Working data Start Marker

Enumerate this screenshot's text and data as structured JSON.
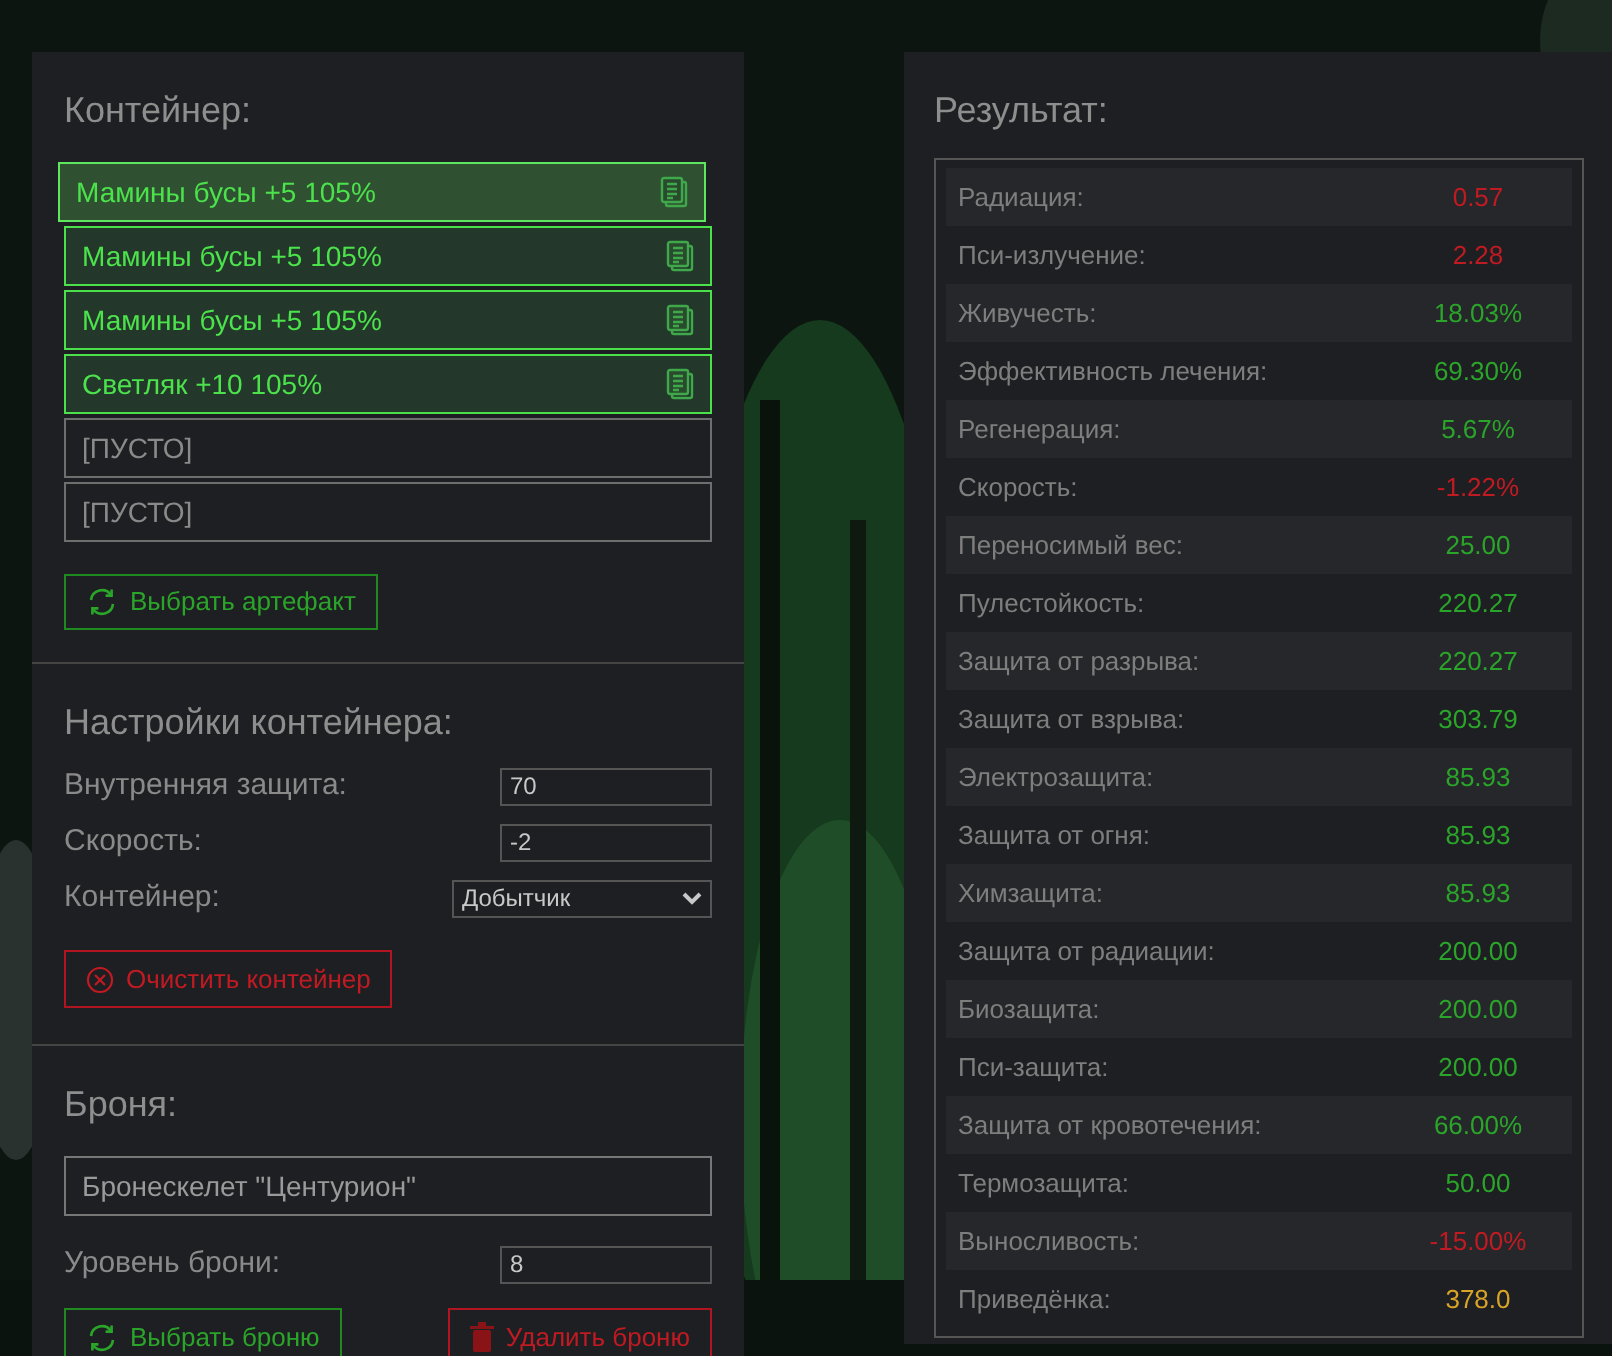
{
  "container": {
    "title": "Контейнер:",
    "slots": [
      {
        "kind": "artifact",
        "text": "Мамины бусы +5 105%",
        "highlighted": true
      },
      {
        "kind": "artifact",
        "text": "Мамины бусы +5 105%",
        "highlighted": false
      },
      {
        "kind": "artifact",
        "text": "Мамины бусы +5 105%",
        "highlighted": false
      },
      {
        "kind": "artifact",
        "text": "Светляк +10 105%",
        "highlighted": false
      },
      {
        "kind": "empty",
        "text": "[ПУСТО]",
        "highlighted": false
      },
      {
        "kind": "empty",
        "text": "[ПУСТО]",
        "highlighted": false
      }
    ],
    "choose_button": "Выбрать артефакт"
  },
  "settings": {
    "title": "Настройки контейнера:",
    "fields": [
      {
        "kind": "input",
        "label": "Внутренняя защита:",
        "value": "70"
      },
      {
        "kind": "input",
        "label": "Скорость:",
        "value": "-2"
      },
      {
        "kind": "select",
        "label": "Контейнер:",
        "value": "Добытчик"
      }
    ],
    "clear_button": "Очистить контейнер"
  },
  "armor": {
    "title": "Броня:",
    "name": "Бронескелет \"Центурион\"",
    "level_label": "Уровень брони:",
    "level_value": "8",
    "choose_button": "Выбрать броню",
    "delete_button": "Удалить броню"
  },
  "result": {
    "title": "Результат:",
    "rows": [
      {
        "label": "Радиация:",
        "value": "0.57",
        "kind": "negative"
      },
      {
        "label": "Пси-излучение:",
        "value": "2.28",
        "kind": "negative"
      },
      {
        "label": "Живучесть:",
        "value": "18.03%",
        "kind": "positive"
      },
      {
        "label": "Эффективность лечения:",
        "value": "69.30%",
        "kind": "positive"
      },
      {
        "label": "Регенерация:",
        "value": "5.67%",
        "kind": "positive"
      },
      {
        "label": "Скорость:",
        "value": "-1.22%",
        "kind": "negative"
      },
      {
        "label": "Переносимый вес:",
        "value": "25.00",
        "kind": "positive"
      },
      {
        "label": "Пулестойкость:",
        "value": "220.27",
        "kind": "positive"
      },
      {
        "label": "Защита от разрыва:",
        "value": "220.27",
        "kind": "positive"
      },
      {
        "label": "Защита от взрыва:",
        "value": "303.79",
        "kind": "positive"
      },
      {
        "label": "Электрозащита:",
        "value": "85.93",
        "kind": "positive"
      },
      {
        "label": "Защита от огня:",
        "value": "85.93",
        "kind": "positive"
      },
      {
        "label": "Химзащита:",
        "value": "85.93",
        "kind": "positive"
      },
      {
        "label": "Защита от радиации:",
        "value": "200.00",
        "kind": "positive"
      },
      {
        "label": "Биозащита:",
        "value": "200.00",
        "kind": "positive"
      },
      {
        "label": "Пси-защита:",
        "value": "200.00",
        "kind": "positive"
      },
      {
        "label": "Защита от кровотечения:",
        "value": "66.00%",
        "kind": "positive"
      },
      {
        "label": "Термозащита:",
        "value": "50.00",
        "kind": "positive"
      },
      {
        "label": "Выносливость:",
        "value": "-15.00%",
        "kind": "negative"
      },
      {
        "label": "Приведёнка:",
        "value": "378.0",
        "kind": "total"
      }
    ]
  }
}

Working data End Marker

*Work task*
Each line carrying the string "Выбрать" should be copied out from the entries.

*Task answer*
    "choose_button": "Выбрать артефакт"
    "choose_button": "Выбрать броню",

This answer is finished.